> What you should do
Each line of the material holding the word "title" must be identified and copied.

^^^^^^^^

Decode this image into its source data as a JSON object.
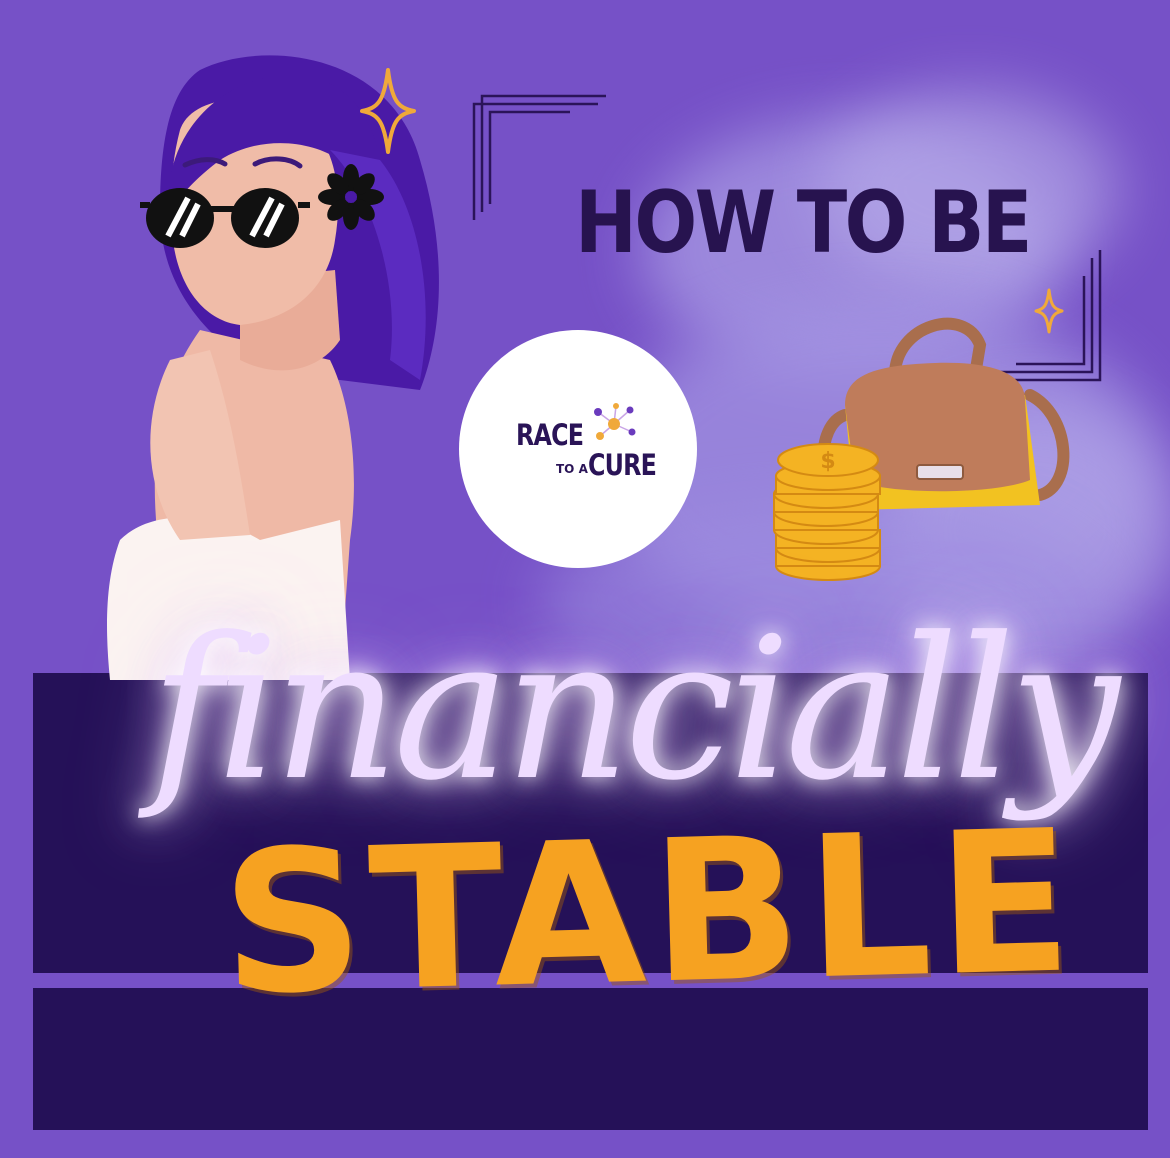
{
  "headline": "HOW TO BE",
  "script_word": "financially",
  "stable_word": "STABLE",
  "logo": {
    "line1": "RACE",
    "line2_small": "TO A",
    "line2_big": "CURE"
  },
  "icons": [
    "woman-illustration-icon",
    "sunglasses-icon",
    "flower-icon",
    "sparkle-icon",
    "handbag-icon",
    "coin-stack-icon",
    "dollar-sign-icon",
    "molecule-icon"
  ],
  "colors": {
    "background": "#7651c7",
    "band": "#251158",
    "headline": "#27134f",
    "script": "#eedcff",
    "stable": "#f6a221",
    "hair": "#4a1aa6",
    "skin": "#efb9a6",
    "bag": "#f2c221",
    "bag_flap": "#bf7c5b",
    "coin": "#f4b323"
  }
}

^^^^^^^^

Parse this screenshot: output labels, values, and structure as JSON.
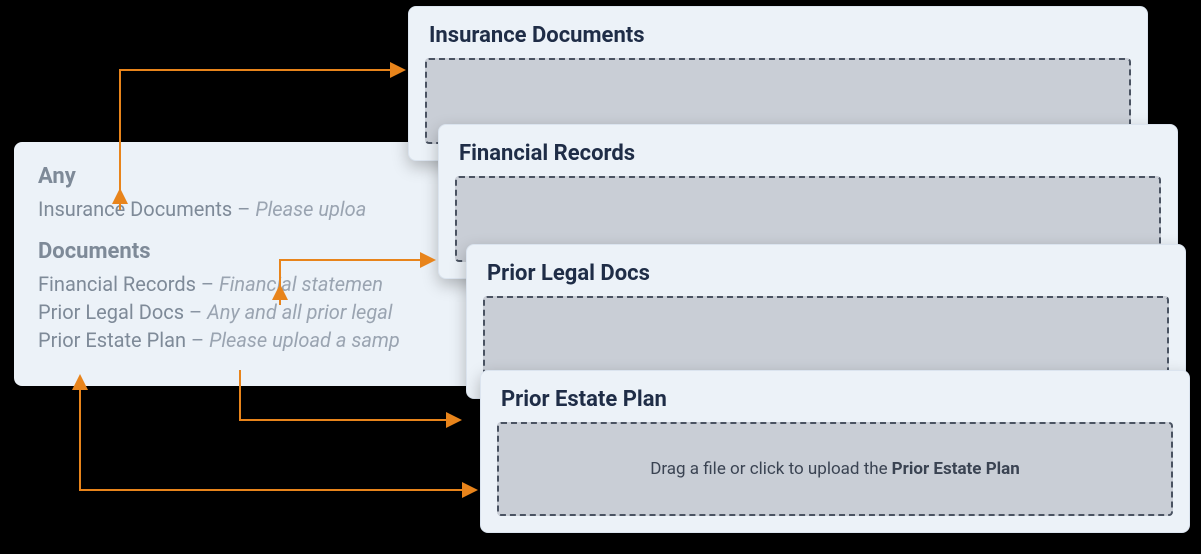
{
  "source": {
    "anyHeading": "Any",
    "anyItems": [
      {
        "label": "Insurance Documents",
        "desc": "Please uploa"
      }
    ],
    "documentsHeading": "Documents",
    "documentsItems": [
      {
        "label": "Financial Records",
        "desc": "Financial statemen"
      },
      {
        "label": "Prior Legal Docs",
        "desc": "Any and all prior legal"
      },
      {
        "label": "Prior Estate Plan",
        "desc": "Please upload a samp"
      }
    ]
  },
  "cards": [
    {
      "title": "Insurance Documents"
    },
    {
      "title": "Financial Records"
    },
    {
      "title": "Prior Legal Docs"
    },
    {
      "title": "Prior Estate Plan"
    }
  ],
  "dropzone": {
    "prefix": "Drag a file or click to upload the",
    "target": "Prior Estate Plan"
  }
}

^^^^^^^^

> Response to this exercise
      "title": "Insurance Documents"
      "title": "Financial Records"
      "title": "Prior Legal Docs"
      "title": "Prior Estate Plan"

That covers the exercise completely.